WHAT TO WORK ON: Exactly as written, set down each line of the data below except its pictures.

Saved data entries
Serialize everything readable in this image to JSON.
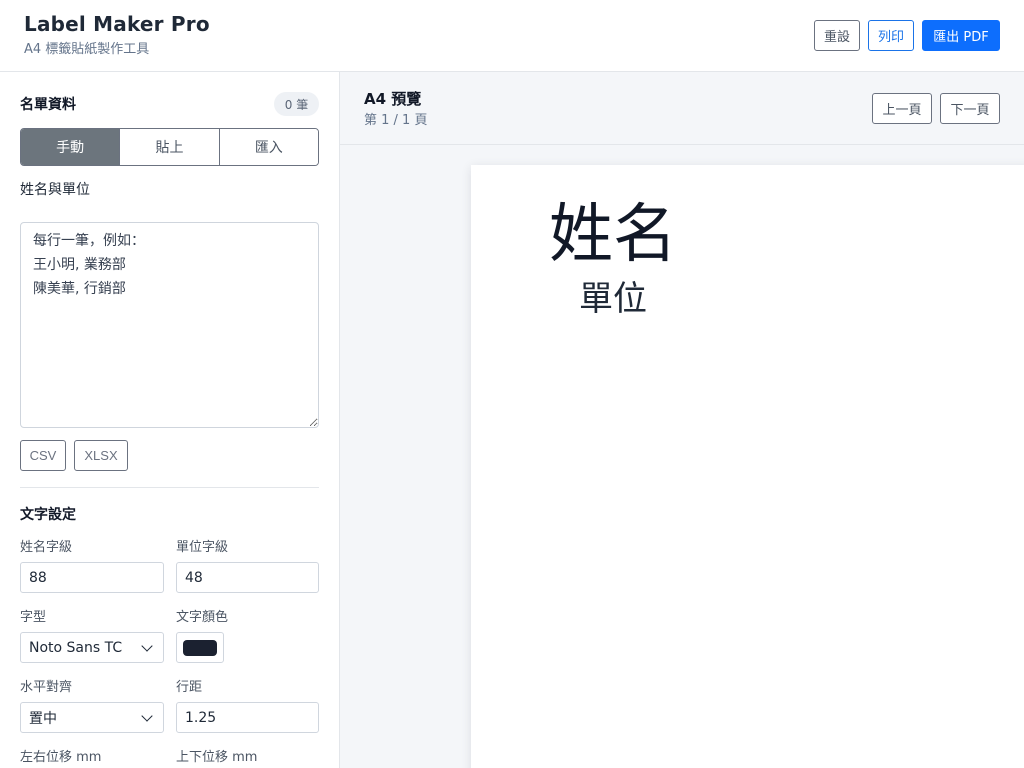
{
  "app": {
    "title": "Label Maker Pro",
    "subtitle": "A4 標籤貼紙製作工具"
  },
  "header_actions": {
    "reset": "重設",
    "print": "列印",
    "export": "匯出 PDF"
  },
  "sidebar": {
    "list_section": {
      "title": "名單資料",
      "count": "0 筆",
      "tabs": [
        {
          "label": "手動",
          "active": true
        },
        {
          "label": "貼上",
          "active": false
        },
        {
          "label": "匯入",
          "active": false
        }
      ],
      "field_label": "姓名與單位",
      "textarea_placeholder": "每行一筆，例如：\n王小明, 業務部\n陳美華, 行銷部",
      "textarea_value": "",
      "file_buttons": {
        "csv": "CSV",
        "xlsx": "XLSX"
      }
    },
    "text_settings": {
      "title": "文字設定",
      "name_size_label": "姓名字級",
      "name_size_value": "88",
      "dept_size_label": "單位字級",
      "dept_size_value": "48",
      "font_label": "字型",
      "font_value": "Noto Sans TC",
      "color_label": "文字顏色",
      "color_value": "#1b2130",
      "align_label": "水平對齊",
      "align_value": "置中",
      "line_height_label": "行距",
      "line_height_value": "1.25",
      "offset_x_label": "左右位移 mm",
      "offset_y_label": "上下位移 mm"
    }
  },
  "preview": {
    "title": "A4 預覽",
    "page_indicator": "第 1 / 1 頁",
    "prev_label": "上一頁",
    "next_label": "下一頁",
    "label_name": "姓名",
    "label_dept": "單位"
  },
  "icons": {
    "select_chevron": "chevron-down-icon"
  },
  "colors": {
    "primary": "#0d6efd",
    "active_tab": "#6c757d"
  }
}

ANSWER SPACE:
Serialize everything readable in this image to JSON.
{
  "app": {
    "title": "Label Maker Pro",
    "subtitle": "A4 標籤貼紙製作工具"
  },
  "header_actions": {
    "reset": "重設",
    "print": "列印",
    "export": "匯出 PDF"
  },
  "sidebar": {
    "list_section": {
      "title": "名單資料",
      "count": "0 筆",
      "tabs": [
        {
          "label": "手動",
          "active": true
        },
        {
          "label": "貼上",
          "active": false
        },
        {
          "label": "匯入",
          "active": false
        }
      ],
      "field_label": "姓名與單位",
      "textarea_placeholder": "每行一筆，例如：\n王小明, 業務部\n陳美華, 行銷部",
      "textarea_value": "",
      "file_buttons": {
        "csv": "CSV",
        "xlsx": "XLSX"
      }
    },
    "text_settings": {
      "title": "文字設定",
      "name_size_label": "姓名字級",
      "name_size_value": "88",
      "dept_size_label": "單位字級",
      "dept_size_value": "48",
      "font_label": "字型",
      "font_value": "Noto Sans TC",
      "color_label": "文字顏色",
      "color_value": "#1b2130",
      "align_label": "水平對齊",
      "align_value": "置中",
      "line_height_label": "行距",
      "line_height_value": "1.25",
      "offset_x_label": "左右位移 mm",
      "offset_y_label": "上下位移 mm"
    }
  },
  "preview": {
    "title": "A4 預覽",
    "page_indicator": "第 1 / 1 頁",
    "prev_label": "上一頁",
    "next_label": "下一頁",
    "label_name": "姓名",
    "label_dept": "單位"
  },
  "icons": {
    "select_chevron": "chevron-down-icon"
  },
  "colors": {
    "primary": "#0d6efd",
    "active_tab": "#6c757d"
  }
}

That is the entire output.